On Friday, November 4, 1949, a newspaper in Manhattan, New York, The Daily Times, published the following article. Over sixty-two years have passed since it was published. But other than a few intricacies of grammar and punctuation, it doesn't look to me like much has changed in all that time. I don't know whether to be fascinated or frustrated by that realization. Read it yourself and see if you don't agree.
ODE TO THE WELFARE STATE
Mr. Truman's St. Paul, Minn., pie-for-everybody speech last night reminded us that,at the tail-end of the recent session of Congress, Representative Clarence J. Brown (R-Ohio) jammed into the congressional record the following poem, describing its author only as "a prominent Democrat of the State of Georgia."
Father, must I go to work?
No, my lucky son.
We're living now on Easy Street
On dough from Washington.
We've left it up to Uncle Sam
So don't get exercised.
Nobody has to give a damn-
We've all been subsidized.
But if Sam treats us all so well
And feeds us milk and honey,
Please, daddy, tell me what the hell
He's going to use for money.
Don't worry, bub, there's not a hitch
In this here noble plan-
He simply soaks the filthy rich
And helps the common man.
But, father, won't there come a time
When they run out of cash
And we have left them not a dime
When things will go all to smash?
My faith in you is shrinking, son,
You nosy little brat;
You do too much damn thinking, son,

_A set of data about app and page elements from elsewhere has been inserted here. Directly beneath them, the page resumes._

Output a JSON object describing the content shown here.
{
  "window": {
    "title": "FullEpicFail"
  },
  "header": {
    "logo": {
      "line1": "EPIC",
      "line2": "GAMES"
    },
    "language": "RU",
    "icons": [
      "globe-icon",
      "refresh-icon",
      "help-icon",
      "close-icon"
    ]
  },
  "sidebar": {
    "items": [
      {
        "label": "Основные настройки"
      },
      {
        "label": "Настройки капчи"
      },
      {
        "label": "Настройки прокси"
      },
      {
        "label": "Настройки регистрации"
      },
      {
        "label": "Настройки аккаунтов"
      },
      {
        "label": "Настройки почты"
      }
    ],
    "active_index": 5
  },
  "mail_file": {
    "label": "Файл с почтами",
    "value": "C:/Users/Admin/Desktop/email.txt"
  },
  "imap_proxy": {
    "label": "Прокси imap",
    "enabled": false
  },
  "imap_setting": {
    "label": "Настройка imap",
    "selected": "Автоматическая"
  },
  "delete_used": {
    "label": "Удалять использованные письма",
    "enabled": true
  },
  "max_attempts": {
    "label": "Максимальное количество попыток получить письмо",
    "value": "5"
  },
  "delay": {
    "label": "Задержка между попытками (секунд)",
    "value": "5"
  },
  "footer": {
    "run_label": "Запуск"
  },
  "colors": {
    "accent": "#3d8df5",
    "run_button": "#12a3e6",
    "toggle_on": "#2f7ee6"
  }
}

To be a Democrat.
Hat tip to my friend at Wildriver Blog for
sending this newspaper article to me in email.